WORK REQUIRED —
The lines to return run from the one containing "Decode this image" through the end of the material; give them exactly and leave out the pictures.
*** DATA SUPPLIED ***
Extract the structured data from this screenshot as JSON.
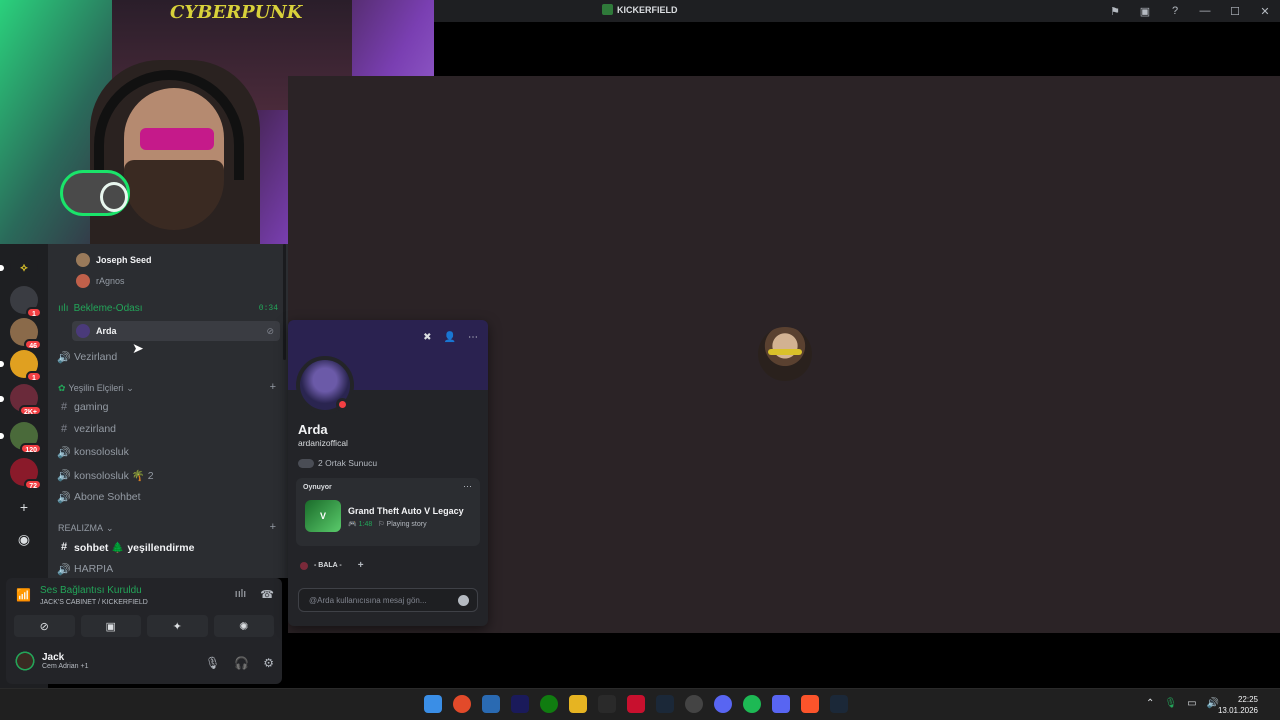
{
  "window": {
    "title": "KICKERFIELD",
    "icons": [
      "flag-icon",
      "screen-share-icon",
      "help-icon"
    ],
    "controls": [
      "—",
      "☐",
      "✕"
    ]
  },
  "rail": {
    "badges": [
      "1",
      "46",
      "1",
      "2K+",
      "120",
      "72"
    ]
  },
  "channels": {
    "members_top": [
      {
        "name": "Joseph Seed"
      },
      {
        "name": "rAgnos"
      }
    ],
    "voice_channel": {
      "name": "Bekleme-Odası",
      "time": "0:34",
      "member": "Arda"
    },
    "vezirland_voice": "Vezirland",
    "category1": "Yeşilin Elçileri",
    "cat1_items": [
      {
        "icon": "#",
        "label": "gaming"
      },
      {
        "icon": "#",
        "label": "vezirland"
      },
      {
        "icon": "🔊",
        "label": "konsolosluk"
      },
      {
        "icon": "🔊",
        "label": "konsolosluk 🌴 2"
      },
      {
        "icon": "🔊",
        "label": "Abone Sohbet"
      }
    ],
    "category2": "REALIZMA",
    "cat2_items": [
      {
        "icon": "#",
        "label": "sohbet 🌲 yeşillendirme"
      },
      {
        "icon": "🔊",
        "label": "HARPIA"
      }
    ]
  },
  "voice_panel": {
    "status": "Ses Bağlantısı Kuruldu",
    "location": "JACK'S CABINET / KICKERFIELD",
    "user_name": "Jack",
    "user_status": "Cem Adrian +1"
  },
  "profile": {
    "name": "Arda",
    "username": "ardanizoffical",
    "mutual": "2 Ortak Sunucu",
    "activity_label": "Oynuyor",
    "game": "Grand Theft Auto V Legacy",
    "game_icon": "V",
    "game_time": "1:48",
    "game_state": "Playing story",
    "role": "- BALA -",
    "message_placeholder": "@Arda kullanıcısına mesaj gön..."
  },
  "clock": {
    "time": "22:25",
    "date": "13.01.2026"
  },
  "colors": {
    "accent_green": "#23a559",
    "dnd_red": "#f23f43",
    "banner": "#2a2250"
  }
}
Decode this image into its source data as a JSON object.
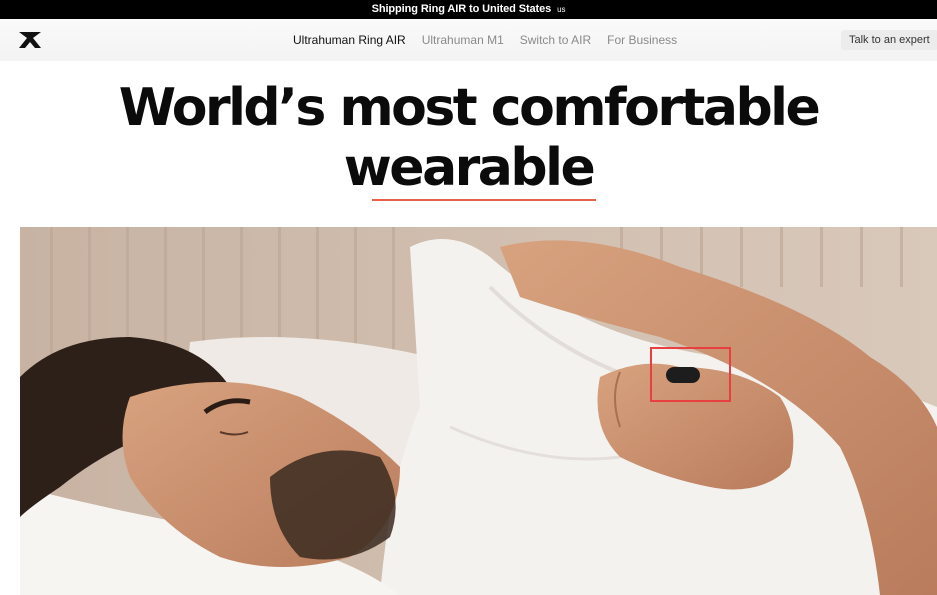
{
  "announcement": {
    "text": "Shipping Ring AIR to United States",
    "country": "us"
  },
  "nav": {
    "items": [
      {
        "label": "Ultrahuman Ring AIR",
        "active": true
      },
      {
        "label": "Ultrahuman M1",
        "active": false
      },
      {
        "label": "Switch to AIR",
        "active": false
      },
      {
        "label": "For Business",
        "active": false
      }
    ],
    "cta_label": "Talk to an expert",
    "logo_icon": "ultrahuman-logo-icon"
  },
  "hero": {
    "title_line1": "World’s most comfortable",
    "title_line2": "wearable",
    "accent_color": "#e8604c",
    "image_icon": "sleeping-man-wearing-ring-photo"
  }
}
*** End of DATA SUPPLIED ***
EXERCISE RESULT —
Decode this image into its source data as a JSON object.
{
  "announcement": {
    "text": "Shipping Ring AIR to United States",
    "country": "us"
  },
  "nav": {
    "items": [
      {
        "label": "Ultrahuman Ring AIR",
        "active": true
      },
      {
        "label": "Ultrahuman M1",
        "active": false
      },
      {
        "label": "Switch to AIR",
        "active": false
      },
      {
        "label": "For Business",
        "active": false
      }
    ],
    "cta_label": "Talk to an expert",
    "logo_icon": "ultrahuman-logo-icon"
  },
  "hero": {
    "title_line1": "World’s most comfortable",
    "title_line2": "wearable",
    "accent_color": "#e8604c",
    "image_icon": "sleeping-man-wearing-ring-photo"
  }
}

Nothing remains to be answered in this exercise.